The government cannot control everything and must keep decentralising more self-governance powers and rights to society and local authorities, The Beijing News adds.
A bilingual Global Times editorial also notes public disappointment over the limited scale of the cutbacks but stresses that the government will always be more interventionist than foreign governments.
“No matter how China’s institutional reforms are carried out, the Chinese government is unlikely to become a Western one that plays a smaller role in a bigger market,” the editorial says.
One of the most anticipated reforms is the division of the railways ministry as a policy and regulatory unit under the transport ministry. A state-owned company will run the railway network.
A collision between two high-speed trains near Wenzhou in 2011, the sacking of the then railways minister for corruption, plus public frustration over the ministry’s ticket sales system are widely believed to be factors behind the ministry’s demise.

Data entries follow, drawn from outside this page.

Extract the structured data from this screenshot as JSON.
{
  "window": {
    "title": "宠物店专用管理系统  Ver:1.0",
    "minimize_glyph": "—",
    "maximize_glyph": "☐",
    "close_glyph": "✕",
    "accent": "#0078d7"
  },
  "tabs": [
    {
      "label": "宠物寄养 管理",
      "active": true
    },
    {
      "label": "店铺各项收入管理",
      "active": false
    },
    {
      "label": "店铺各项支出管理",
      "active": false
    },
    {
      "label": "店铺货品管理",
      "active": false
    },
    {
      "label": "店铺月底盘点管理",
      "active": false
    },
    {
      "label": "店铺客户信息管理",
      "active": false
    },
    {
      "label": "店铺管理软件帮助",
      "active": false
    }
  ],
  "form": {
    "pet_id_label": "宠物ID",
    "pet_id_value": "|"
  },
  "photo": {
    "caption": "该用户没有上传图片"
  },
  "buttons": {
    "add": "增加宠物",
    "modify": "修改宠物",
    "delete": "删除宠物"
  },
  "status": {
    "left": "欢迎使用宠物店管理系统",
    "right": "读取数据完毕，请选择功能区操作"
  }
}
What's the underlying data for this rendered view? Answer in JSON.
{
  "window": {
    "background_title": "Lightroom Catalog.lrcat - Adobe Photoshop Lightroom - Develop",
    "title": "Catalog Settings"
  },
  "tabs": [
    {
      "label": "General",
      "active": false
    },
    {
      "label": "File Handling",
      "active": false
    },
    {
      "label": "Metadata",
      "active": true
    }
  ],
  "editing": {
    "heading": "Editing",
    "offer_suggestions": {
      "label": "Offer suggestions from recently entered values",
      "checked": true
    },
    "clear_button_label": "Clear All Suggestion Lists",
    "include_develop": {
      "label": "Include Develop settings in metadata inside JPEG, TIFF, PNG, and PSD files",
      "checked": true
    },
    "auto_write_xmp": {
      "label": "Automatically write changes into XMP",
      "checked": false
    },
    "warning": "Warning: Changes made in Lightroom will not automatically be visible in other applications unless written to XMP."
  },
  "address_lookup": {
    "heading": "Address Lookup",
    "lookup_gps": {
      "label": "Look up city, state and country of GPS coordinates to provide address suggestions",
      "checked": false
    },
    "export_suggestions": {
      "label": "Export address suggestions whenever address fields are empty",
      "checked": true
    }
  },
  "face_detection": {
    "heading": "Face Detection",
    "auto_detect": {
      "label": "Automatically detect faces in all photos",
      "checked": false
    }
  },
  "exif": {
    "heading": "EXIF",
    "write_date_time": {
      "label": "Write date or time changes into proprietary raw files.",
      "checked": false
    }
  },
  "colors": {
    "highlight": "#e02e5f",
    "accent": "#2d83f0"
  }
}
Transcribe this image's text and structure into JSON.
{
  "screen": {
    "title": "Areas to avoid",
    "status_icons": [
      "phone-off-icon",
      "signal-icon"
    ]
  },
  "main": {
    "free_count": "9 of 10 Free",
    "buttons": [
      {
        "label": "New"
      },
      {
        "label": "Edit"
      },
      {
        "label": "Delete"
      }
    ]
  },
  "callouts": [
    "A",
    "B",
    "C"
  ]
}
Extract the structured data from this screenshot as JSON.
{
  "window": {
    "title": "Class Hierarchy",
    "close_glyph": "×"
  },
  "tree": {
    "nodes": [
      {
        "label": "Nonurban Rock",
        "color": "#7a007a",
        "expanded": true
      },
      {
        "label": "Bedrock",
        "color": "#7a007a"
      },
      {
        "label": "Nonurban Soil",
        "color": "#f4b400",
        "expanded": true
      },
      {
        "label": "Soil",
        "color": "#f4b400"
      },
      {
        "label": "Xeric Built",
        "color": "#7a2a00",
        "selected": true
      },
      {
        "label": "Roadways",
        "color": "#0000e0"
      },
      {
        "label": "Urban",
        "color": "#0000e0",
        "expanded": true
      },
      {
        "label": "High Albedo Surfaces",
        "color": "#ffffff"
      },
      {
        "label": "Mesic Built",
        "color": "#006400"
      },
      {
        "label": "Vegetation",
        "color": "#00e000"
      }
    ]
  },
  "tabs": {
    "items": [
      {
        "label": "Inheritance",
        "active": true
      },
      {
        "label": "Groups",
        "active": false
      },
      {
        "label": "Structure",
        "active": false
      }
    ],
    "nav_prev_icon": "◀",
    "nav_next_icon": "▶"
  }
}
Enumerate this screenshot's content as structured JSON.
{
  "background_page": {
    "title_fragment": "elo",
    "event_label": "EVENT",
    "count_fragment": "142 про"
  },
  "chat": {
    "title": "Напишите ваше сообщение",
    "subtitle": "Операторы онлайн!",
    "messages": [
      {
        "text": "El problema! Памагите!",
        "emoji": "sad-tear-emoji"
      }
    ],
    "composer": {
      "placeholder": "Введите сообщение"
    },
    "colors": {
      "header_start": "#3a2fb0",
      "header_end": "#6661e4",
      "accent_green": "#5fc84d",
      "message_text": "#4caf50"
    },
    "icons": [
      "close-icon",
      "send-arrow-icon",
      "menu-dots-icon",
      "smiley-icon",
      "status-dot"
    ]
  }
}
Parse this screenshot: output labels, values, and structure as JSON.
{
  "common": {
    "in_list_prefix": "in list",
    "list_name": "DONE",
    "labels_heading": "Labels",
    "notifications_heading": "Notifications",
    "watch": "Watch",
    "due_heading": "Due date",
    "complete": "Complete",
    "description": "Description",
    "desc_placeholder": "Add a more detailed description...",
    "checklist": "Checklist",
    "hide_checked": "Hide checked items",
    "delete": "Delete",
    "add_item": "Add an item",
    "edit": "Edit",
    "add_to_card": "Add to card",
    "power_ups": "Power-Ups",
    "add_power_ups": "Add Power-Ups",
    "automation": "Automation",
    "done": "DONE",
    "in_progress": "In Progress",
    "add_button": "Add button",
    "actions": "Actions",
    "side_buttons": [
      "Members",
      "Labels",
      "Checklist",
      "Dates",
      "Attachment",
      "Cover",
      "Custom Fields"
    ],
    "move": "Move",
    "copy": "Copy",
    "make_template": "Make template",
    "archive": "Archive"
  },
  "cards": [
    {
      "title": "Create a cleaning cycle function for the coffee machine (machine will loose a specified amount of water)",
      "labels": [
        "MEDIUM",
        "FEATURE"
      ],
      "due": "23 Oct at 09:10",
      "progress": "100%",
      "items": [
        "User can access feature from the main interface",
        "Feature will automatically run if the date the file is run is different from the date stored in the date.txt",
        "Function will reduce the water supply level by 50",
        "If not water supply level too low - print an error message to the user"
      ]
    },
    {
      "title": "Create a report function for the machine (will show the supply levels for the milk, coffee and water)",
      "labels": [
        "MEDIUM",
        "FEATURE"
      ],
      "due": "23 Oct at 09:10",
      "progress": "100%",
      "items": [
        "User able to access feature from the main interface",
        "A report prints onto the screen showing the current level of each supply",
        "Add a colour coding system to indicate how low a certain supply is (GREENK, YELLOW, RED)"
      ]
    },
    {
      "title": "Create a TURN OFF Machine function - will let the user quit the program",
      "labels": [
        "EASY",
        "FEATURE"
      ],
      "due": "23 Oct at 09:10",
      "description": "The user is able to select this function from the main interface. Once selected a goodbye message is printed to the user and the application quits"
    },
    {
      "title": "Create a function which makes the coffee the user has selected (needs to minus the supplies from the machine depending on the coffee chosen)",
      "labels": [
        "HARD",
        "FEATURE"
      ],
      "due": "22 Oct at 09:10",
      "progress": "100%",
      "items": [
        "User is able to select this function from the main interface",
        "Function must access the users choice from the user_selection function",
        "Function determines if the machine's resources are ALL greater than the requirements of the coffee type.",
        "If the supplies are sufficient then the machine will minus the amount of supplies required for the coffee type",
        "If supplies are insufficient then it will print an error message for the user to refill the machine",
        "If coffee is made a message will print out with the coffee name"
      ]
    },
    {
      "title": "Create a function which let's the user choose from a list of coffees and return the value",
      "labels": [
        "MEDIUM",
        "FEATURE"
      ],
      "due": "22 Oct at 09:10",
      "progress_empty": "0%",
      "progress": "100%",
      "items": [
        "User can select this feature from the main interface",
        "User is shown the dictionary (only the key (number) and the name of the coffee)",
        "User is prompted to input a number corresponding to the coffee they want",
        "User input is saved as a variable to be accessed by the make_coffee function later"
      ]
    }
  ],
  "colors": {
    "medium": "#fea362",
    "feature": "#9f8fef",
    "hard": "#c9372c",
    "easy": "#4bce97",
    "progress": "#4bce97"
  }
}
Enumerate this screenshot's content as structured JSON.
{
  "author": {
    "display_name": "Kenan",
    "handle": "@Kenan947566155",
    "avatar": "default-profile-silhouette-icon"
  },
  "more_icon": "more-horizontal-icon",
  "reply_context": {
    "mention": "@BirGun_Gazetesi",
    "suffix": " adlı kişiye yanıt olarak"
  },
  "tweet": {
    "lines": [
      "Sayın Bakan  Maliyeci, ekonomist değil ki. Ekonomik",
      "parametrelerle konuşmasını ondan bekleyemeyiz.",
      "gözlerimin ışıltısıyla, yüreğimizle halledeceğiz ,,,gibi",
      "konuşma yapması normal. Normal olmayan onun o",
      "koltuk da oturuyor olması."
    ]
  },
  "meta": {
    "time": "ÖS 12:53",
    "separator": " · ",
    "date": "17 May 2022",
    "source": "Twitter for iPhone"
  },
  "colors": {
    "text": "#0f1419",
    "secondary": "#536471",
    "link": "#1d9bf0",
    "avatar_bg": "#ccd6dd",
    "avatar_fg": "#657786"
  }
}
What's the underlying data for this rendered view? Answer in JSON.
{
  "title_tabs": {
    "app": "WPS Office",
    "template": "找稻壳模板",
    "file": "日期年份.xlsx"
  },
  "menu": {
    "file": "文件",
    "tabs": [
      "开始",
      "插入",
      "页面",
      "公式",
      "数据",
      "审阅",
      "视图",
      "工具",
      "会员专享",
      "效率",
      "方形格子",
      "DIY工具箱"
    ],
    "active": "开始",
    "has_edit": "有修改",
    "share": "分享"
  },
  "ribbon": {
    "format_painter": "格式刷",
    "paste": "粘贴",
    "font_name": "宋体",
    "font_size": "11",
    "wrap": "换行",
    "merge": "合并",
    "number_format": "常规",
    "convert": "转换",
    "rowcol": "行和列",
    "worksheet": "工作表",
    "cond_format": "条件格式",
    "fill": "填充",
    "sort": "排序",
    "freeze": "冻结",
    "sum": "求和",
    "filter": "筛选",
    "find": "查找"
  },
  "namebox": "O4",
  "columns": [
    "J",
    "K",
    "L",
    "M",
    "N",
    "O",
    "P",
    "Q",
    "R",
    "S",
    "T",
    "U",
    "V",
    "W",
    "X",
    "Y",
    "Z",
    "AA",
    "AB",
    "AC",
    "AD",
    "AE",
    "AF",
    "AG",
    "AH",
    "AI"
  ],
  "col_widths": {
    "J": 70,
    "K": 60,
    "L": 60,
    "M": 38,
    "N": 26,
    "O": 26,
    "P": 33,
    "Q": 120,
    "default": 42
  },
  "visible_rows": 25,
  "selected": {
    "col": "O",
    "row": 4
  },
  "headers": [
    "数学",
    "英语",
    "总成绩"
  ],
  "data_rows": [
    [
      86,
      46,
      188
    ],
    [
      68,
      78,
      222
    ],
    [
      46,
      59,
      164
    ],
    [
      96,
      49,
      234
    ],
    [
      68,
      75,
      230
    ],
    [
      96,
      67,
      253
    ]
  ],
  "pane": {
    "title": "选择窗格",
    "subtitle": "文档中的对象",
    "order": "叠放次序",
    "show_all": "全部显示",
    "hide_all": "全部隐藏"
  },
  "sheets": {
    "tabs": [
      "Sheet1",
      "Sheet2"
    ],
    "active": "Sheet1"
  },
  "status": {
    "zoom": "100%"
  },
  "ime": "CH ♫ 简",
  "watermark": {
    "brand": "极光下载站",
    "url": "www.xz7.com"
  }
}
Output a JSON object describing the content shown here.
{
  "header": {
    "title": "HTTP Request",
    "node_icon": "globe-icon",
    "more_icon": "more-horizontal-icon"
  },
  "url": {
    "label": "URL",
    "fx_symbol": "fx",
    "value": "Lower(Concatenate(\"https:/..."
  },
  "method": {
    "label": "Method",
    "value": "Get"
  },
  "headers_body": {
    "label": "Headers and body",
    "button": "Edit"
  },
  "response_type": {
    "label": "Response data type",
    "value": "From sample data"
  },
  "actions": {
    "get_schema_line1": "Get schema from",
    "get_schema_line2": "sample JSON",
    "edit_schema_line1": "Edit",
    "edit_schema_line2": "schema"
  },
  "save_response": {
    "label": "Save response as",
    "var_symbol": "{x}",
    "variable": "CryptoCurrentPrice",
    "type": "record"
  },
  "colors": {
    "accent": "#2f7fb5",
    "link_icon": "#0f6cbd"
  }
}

Yang Kai, editor of the People’s Daily overseas edition, calls the ministry’s merger the “most striking” part of the new round of government downsizing and says the new “slimmed-down” system will give rise to a “clean, efficient and service-oriented government”.
However, Southern Metropolis Daily calls the dismantling of the railways ministry bittersweet for the public since they will have to pay higher ticket prices.
Jing Bao points out that earlier shake-ups of the housing, medical and education sectors have only shifted the burden of higher prices onto taxpayers.
The newspaper also calls on the authorities to address public concerns over higher ticket prices.
An even bigger concern is how the debt-ridden railways ministry will secure more funding with bonds from the finance ministry, China Daily notes.
“China’s financial stability might be compromised if the railway ministry’s considerable liabilities, especially those issued by banks, are not well managed,” Global Times quotes banking officials and executives as saying.
Hong Kong’s Oriental Daily News says the public are justifiably concerned that yet another round of streamlining could just be “new wine in old bottles” and fail to curb China’s bloated bureaucracy.
Hong Kong’s Apple Daily, expresses disappointment that incoming premier Li Keqiang has “lost the battle again” against vested interests and his streamlining plans have “come to nothing” in only managing to reduce ministries from 27 to 25.
Another key reorganisation is the regrouping of maritime patrols into a unified coast guard. Li Jie, a senior captain at the Chinese Naval Research Institute, tells Global Times that territorial disputes with Japan exposed “chaotic and inefficient” management of maritime affairs with as many as 17 military and government agencies involved.
In China Daily, Prof Gong Jianhua, a maritime affairs specialist at Guangdong Ocean University, welcomes the new coast guard, but says China should promote joint development with neighbours in the South China Sea on the basis of a China-Asean free trade zone to ease “anxiety and suspicion”.